Regional technical assistance programs

Our Commission continues to be a strong supporter of the Asia Pacific Forum of National Human Rights Institutions and we are keen to share our expertise and knowledge with other national institutions in the region. To this end, our staff have presented workshops on the development of policy and assessment of legislation in a human rights context, on complaints handling and on human rights investigation and inquiry techniques to the staff of national institutions in the region. We are presently working on a program to update members of the judiciary in the Pacific Islands Forum States on steps being considered by the OHCHR and governments in the region to strengthen human rights mechanisms.

The new arrangements for Indigenous Affairs

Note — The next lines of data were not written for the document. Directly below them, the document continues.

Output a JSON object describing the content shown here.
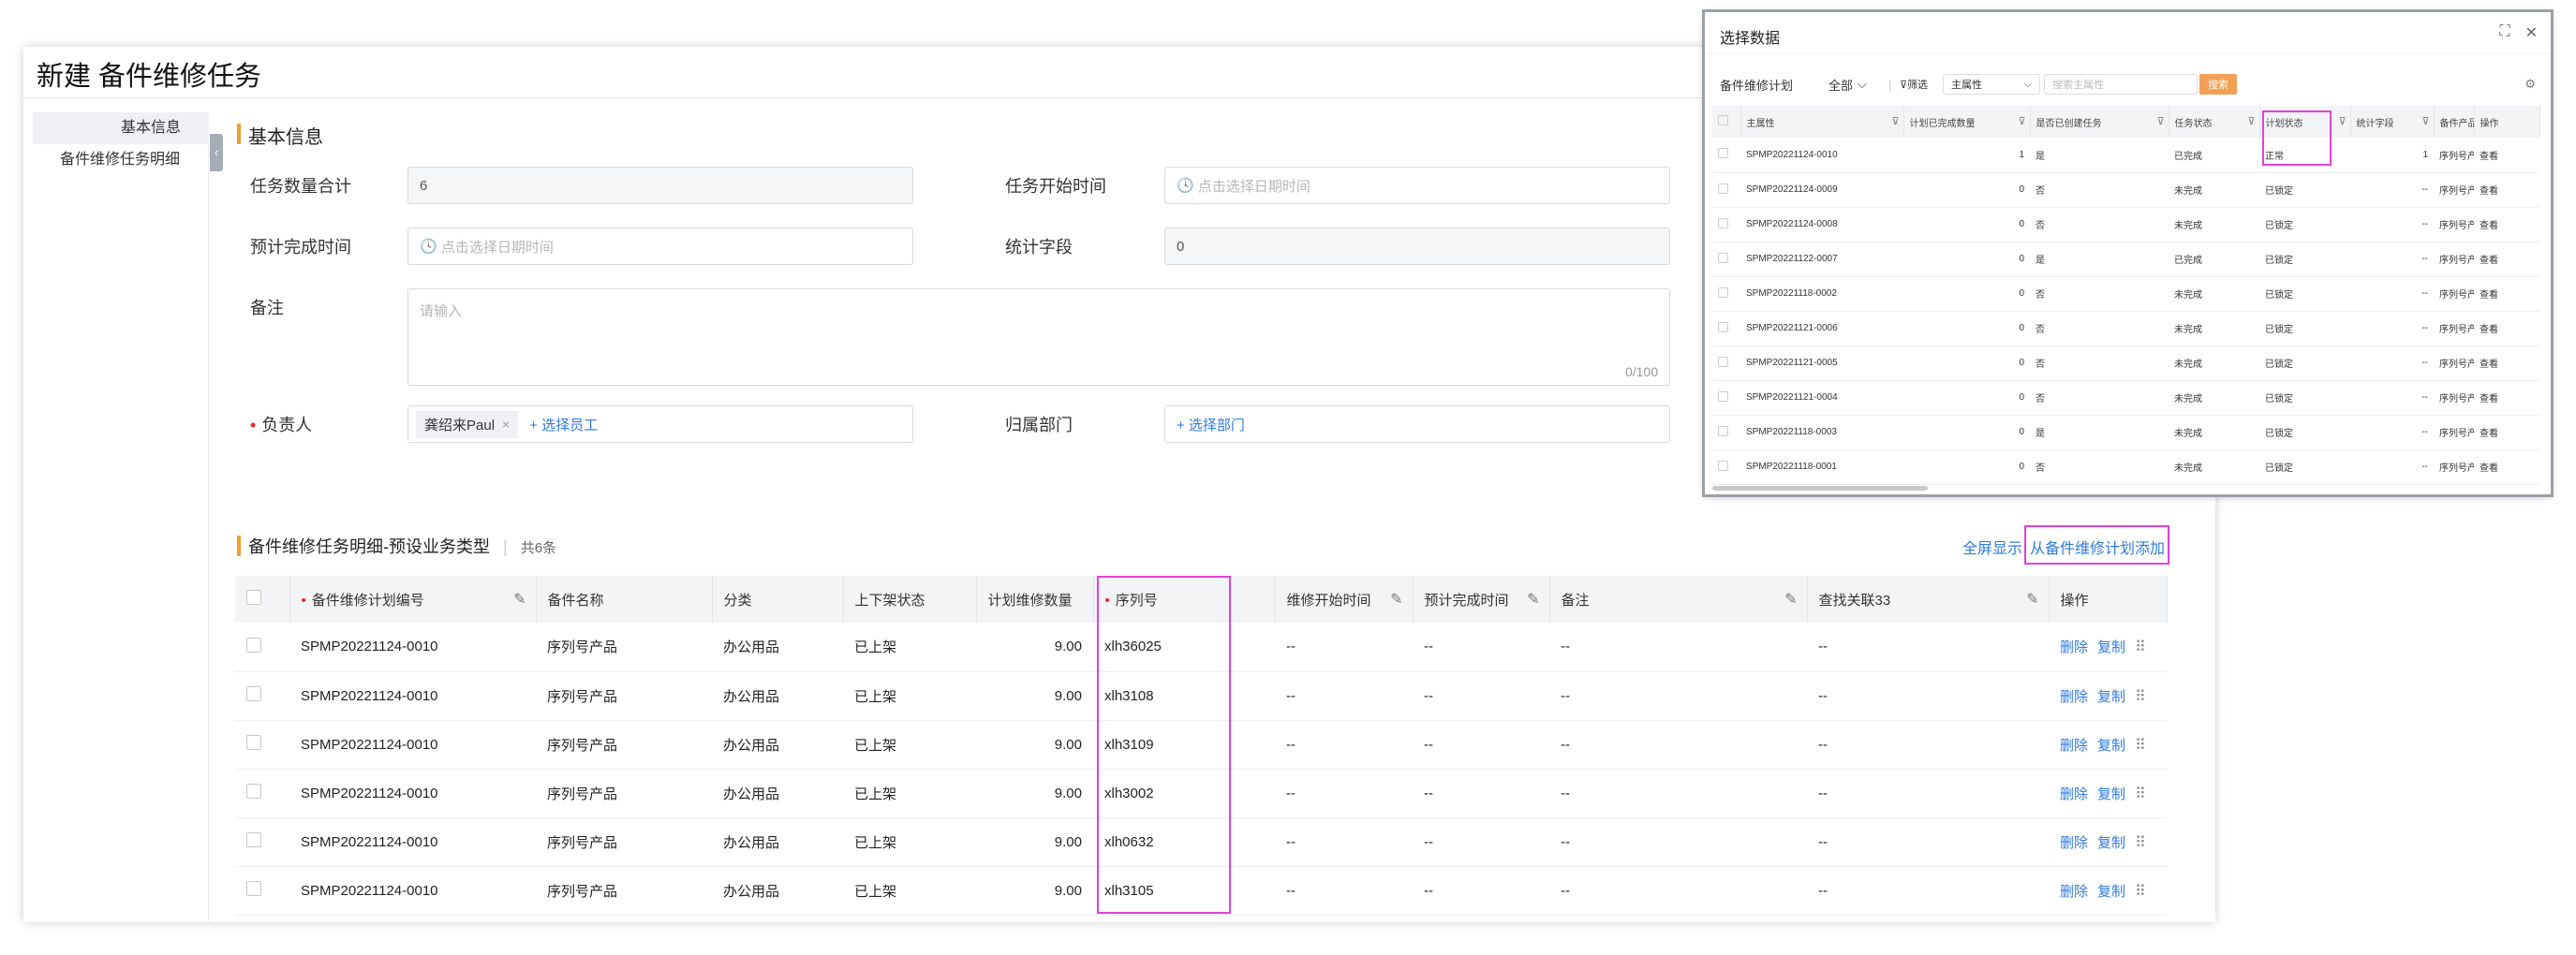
{
  "page": {
    "title": "新建 备件维修任务"
  },
  "sidebar": {
    "items": [
      {
        "label": "基本信息"
      },
      {
        "label": "备件维修任务明细"
      }
    ]
  },
  "basic": {
    "section_title": "基本信息",
    "task_count": {
      "label": "任务数量合计",
      "value": "6"
    },
    "start_time": {
      "label": "任务开始时间",
      "placeholder": "点击选择日期时间"
    },
    "expected_end": {
      "label": "预计完成时间",
      "placeholder": "点击选择日期时间"
    },
    "stat_field": {
      "label": "统计字段",
      "value": "0"
    },
    "remark": {
      "label": "备注",
      "placeholder": "请输入",
      "counter": "0/100"
    },
    "owner": {
      "label": "负责人",
      "tag": "龚绍来Paul",
      "add": "+ 选择员工"
    },
    "dept": {
      "label": "归属部门",
      "add": "+ 选择部门"
    }
  },
  "detail": {
    "section_title": "备件维修任务明细-预设业务类型",
    "count": "共6条",
    "fullscreen": "全屏显示",
    "add_from_plan": "从备件维修计划添加",
    "columns": [
      "备件维修计划编号",
      "备件名称",
      "分类",
      "上下架状态",
      "计划维修数量",
      "序列号",
      "维修开始时间",
      "预计完成时间",
      "备注",
      "查找关联33",
      "操作"
    ],
    "rows": [
      {
        "plan_no": "SPMP20221124-0010",
        "name": "序列号产品",
        "category": "办公用品",
        "shelf": "已上架",
        "qty": "9.00",
        "serial": "xlh36025",
        "start": "--",
        "end": "--",
        "remark": "--",
        "lookup": "--"
      },
      {
        "plan_no": "SPMP20221124-0010",
        "name": "序列号产品",
        "category": "办公用品",
        "shelf": "已上架",
        "qty": "9.00",
        "serial": "xlh3108",
        "start": "--",
        "end": "--",
        "remark": "--",
        "lookup": "--"
      },
      {
        "plan_no": "SPMP20221124-0010",
        "name": "序列号产品",
        "category": "办公用品",
        "shelf": "已上架",
        "qty": "9.00",
        "serial": "xlh3109",
        "start": "--",
        "end": "--",
        "remark": "--",
        "lookup": "--"
      },
      {
        "plan_no": "SPMP20221124-0010",
        "name": "序列号产品",
        "category": "办公用品",
        "shelf": "已上架",
        "qty": "9.00",
        "serial": "xlh3002",
        "start": "--",
        "end": "--",
        "remark": "--",
        "lookup": "--"
      },
      {
        "plan_no": "SPMP20221124-0010",
        "name": "序列号产品",
        "category": "办公用品",
        "shelf": "已上架",
        "qty": "9.00",
        "serial": "xlh0632",
        "start": "--",
        "end": "--",
        "remark": "--",
        "lookup": "--"
      },
      {
        "plan_no": "SPMP20221124-0010",
        "name": "序列号产品",
        "category": "办公用品",
        "shelf": "已上架",
        "qty": "9.00",
        "serial": "xlh3105",
        "start": "--",
        "end": "--",
        "remark": "--",
        "lookup": "--"
      }
    ],
    "actions": {
      "delete": "删除",
      "copy": "复制"
    }
  },
  "dialog": {
    "title": "选择数据",
    "plan_label": "备件维修计划",
    "scope": "全部",
    "filter": "筛选",
    "field": "主属性",
    "search_placeholder": "搜索主属性",
    "search_btn": "搜索",
    "columns": [
      "主属性",
      "计划已完成数量",
      "是否已创建任务",
      "任务状态",
      "计划状态",
      "统计字段",
      "备件产品",
      "操作"
    ],
    "rows": [
      {
        "id": "SPMP20221124-0010",
        "done": "1",
        "created": "是",
        "task": "已完成",
        "plan": "正常",
        "stat": "1",
        "product": "序列号产",
        "view": "查看"
      },
      {
        "id": "SPMP20221124-0009",
        "done": "0",
        "created": "否",
        "task": "未完成",
        "plan": "已锁定",
        "stat": "--",
        "product": "序列号产",
        "view": "查看"
      },
      {
        "id": "SPMP20221124-0008",
        "done": "0",
        "created": "否",
        "task": "未完成",
        "plan": "已锁定",
        "stat": "--",
        "product": "序列号产",
        "view": "查看"
      },
      {
        "id": "SPMP20221122-0007",
        "done": "0",
        "created": "是",
        "task": "已完成",
        "plan": "已锁定",
        "stat": "--",
        "product": "序列号产",
        "view": "查看"
      },
      {
        "id": "SPMP20221118-0002",
        "done": "0",
        "created": "否",
        "task": "未完成",
        "plan": "已锁定",
        "stat": "--",
        "product": "序列号产",
        "view": "查看"
      },
      {
        "id": "SPMP20221121-0006",
        "done": "0",
        "created": "否",
        "task": "未完成",
        "plan": "已锁定",
        "stat": "--",
        "product": "序列号产",
        "view": "查看"
      },
      {
        "id": "SPMP20221121-0005",
        "done": "0",
        "created": "否",
        "task": "未完成",
        "plan": "已锁定",
        "stat": "--",
        "product": "序列号产",
        "view": "查看"
      },
      {
        "id": "SPMP20221121-0004",
        "done": "0",
        "created": "否",
        "task": "未完成",
        "plan": "已锁定",
        "stat": "--",
        "product": "序列号产",
        "view": "查看"
      },
      {
        "id": "SPMP20221118-0003",
        "done": "0",
        "created": "是",
        "task": "未完成",
        "plan": "已锁定",
        "stat": "--",
        "product": "序列号产",
        "view": "查看"
      },
      {
        "id": "SPMP20221118-0001",
        "done": "0",
        "created": "否",
        "task": "未完成",
        "plan": "已锁定",
        "stat": "--",
        "product": "序列号产",
        "view": "查看"
      }
    ]
  },
  "colors": {
    "accent": "#f0a02d",
    "link": "#2e7ae6",
    "highlight": "#e040e0",
    "search": "#f2a057"
  }
}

As the Member States present would be aware, Mr Chairman, there has been considerable criticism of the Australian Government's decision in 2004 to abolish the Aboriginal and Torres Strait Islander Commission. That body of elected Indigenous representatives administered services to Indigenous people on behalf of the government. This decision was part of a fundamental policy change by the Government to mainstream the delivery of services to Indigenous communities. The change of policy has been heavily criticised in some quarters and the Aboriginal and Torres Strait Islander Social Justice Commissioner has reported to the Australian Parliament on some concerns he has about these changes and action he will be taking to ensure Indigenous people's human rights are not breached.[7] We acknowledge that if implemented successfully, these policies have the potential to work and are adopting the position that time should be allowed for the new policies to be implemented and take effect before judgement is passed on them.

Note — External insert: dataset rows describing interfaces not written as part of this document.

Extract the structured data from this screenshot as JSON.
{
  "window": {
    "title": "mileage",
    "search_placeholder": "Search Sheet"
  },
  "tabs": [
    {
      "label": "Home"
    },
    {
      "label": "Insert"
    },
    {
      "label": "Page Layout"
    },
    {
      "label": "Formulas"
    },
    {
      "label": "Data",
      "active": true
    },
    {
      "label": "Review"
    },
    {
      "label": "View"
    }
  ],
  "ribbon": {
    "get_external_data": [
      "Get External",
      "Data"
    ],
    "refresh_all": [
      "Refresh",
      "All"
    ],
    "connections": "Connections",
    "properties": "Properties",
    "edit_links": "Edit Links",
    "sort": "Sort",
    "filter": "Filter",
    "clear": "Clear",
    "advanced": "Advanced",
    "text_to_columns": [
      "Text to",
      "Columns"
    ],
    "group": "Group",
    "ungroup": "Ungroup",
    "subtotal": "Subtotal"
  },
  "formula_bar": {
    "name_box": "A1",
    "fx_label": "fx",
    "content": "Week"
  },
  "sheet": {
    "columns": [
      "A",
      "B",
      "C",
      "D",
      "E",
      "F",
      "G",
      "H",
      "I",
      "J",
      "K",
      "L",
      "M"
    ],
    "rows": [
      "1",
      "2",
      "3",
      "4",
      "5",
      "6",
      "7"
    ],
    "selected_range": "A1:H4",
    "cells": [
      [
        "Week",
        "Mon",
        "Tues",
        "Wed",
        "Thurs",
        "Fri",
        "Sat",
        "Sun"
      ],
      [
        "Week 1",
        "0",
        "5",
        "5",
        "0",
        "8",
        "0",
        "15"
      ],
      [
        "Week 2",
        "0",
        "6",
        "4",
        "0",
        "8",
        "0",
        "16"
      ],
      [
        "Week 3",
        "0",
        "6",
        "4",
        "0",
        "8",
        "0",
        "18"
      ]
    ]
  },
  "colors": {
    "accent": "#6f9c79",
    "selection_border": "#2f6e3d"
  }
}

Enhancing participation of National Human Rights Institutions at the United Nations

Mr Chairman, the Australian Human Rights Commission welcomes the report of the Secretary General on the Effective Functioning of Human Rights Mechanisms: National Institutions and Regional Arrangements, and strongly supports its implementation.

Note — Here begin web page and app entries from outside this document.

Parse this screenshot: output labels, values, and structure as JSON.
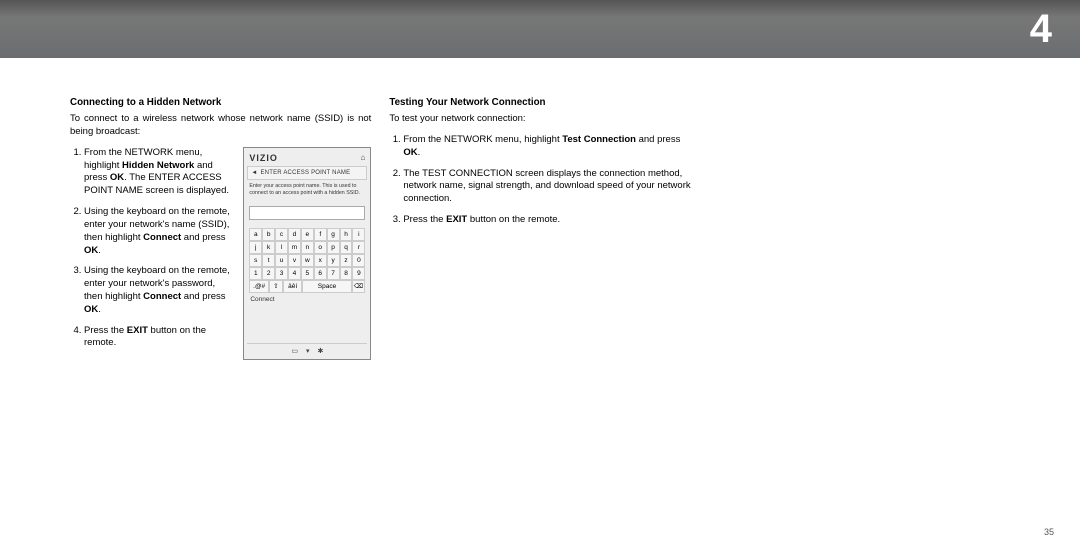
{
  "chapter_number": "4",
  "page_number": "35",
  "left_col": {
    "heading": "Connecting to a Hidden Network",
    "intro": "To connect to a wireless network whose network name (SSID) is not being broadcast:",
    "steps": {
      "s1a": "From the NETWORK menu, highlight ",
      "s1b": "Hidden Network",
      "s1c": " and press ",
      "s1d": "OK",
      "s1e": ". The ENTER ACCESS POINT NAME screen is displayed.",
      "s2a": "Using the keyboard on the remote, enter your network's name (SSID), then highlight ",
      "s2b": "Connect",
      "s2c": " and press ",
      "s2d": "OK",
      "s2e": ".",
      "s3a": "Using the keyboard on the remote, enter your network's password, then highlight ",
      "s3b": "Connect",
      "s3c": " and press ",
      "s3d": "OK",
      "s3e": ".",
      "s4a": "Press the ",
      "s4b": "EXIT",
      "s4c": " button on the remote."
    }
  },
  "right_col": {
    "heading": "Testing Your Network Connection",
    "intro": "To test your network connection:",
    "steps": {
      "s1a": "From the NETWORK menu, highlight ",
      "s1b": "Test Connection",
      "s1c": " and press ",
      "s1d": "OK",
      "s1e": ".",
      "s2": "The TEST CONNECTION screen displays the connection method, network name, signal strength, and download speed of your network connection.",
      "s3a": "Press the ",
      "s3b": "EXIT",
      "s3c": " button on the remote."
    }
  },
  "osd": {
    "brand": "VIZIO",
    "title": "ENTER ACCESS POINT NAME",
    "hint": "Enter your access point name. This is used to connect to an access point with a hidden SSID.",
    "row1": [
      "a",
      "b",
      "c",
      "d",
      "e",
      "f",
      "g",
      "h",
      "i"
    ],
    "row2": [
      "j",
      "k",
      "l",
      "m",
      "n",
      "o",
      "p",
      "q",
      "r"
    ],
    "row3": [
      "s",
      "t",
      "u",
      "v",
      "w",
      "x",
      "y",
      "z",
      "0"
    ],
    "row4": [
      "1",
      "2",
      "3",
      "4",
      "5",
      "6",
      "7",
      "8",
      "9"
    ],
    "row5_sym": ".@#",
    "row5_shift": "⇧",
    "row5_accent": "äêí",
    "row5_space": "Space",
    "row5_bksp": "⌫",
    "connect": "Connect"
  }
}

We have circulated to the International Coordinating Committee of National Human Rights Institutions (ICC), a paper that we have prepared to further discussion on ways that the participation of national institutions may be enhanced. That paper will be discussed as part of the ICC agenda on Thursday afternoon.

The paper proposes a way forward to implement the Secretary-General's report by allowing accredited national institutions to speak on agenda items before CHR other than Item 18b, by granting national institutions their own document series (thereby permitting national institutions to make written rather than oral statements on agenda items), and by strengthening the accreditation process which the ICC applies.

We would welcome these measures being included in the national institution resolution. If that is not to happen, then we would urge that participation be enhanced in this way by a statement by the Chair before the next meeting of the CHR. This would permit some changes to occur in the short term until consensus on the implementation of the Secretary-General's report is achieved.

Mr Chairman, I conclude by again thanking you and the Member States present for the opportunity to address you today.

1. Dr Sev Ozdowski, the Commissioner for Human Rights, in association with the Mental Health Council of Australia, has conducted community consultations on the state of mental health in Australia. A summary of the consultations will be sent to the state and federal governments.
2. Please see:
3. The Social Justice Commissioner's observations to the senate Select Committee on the Administration of Indigenous Affairs can be viewed at:
4. The Commission's submissions are available at:
5. The Australian Human Rights Commission Legislation Bill 2003 (Cth).
6. See Conclusions of Roundtable meeting on National Human Rights Institutions and the Administration of Justice held 13-14 November 2003 in Copenhagen (annex I to the Secretary-General's report entitled Effective Functioning of Human Rights Mechanisms: National Institutions and Regional Arrangements E/CN.4/2004/101).
7. Aboriginal and Torres Strait Islander Social Justice Commissioner has outlined the monitoring program in his Social Justice Report 2004, HREOC, 2005: available at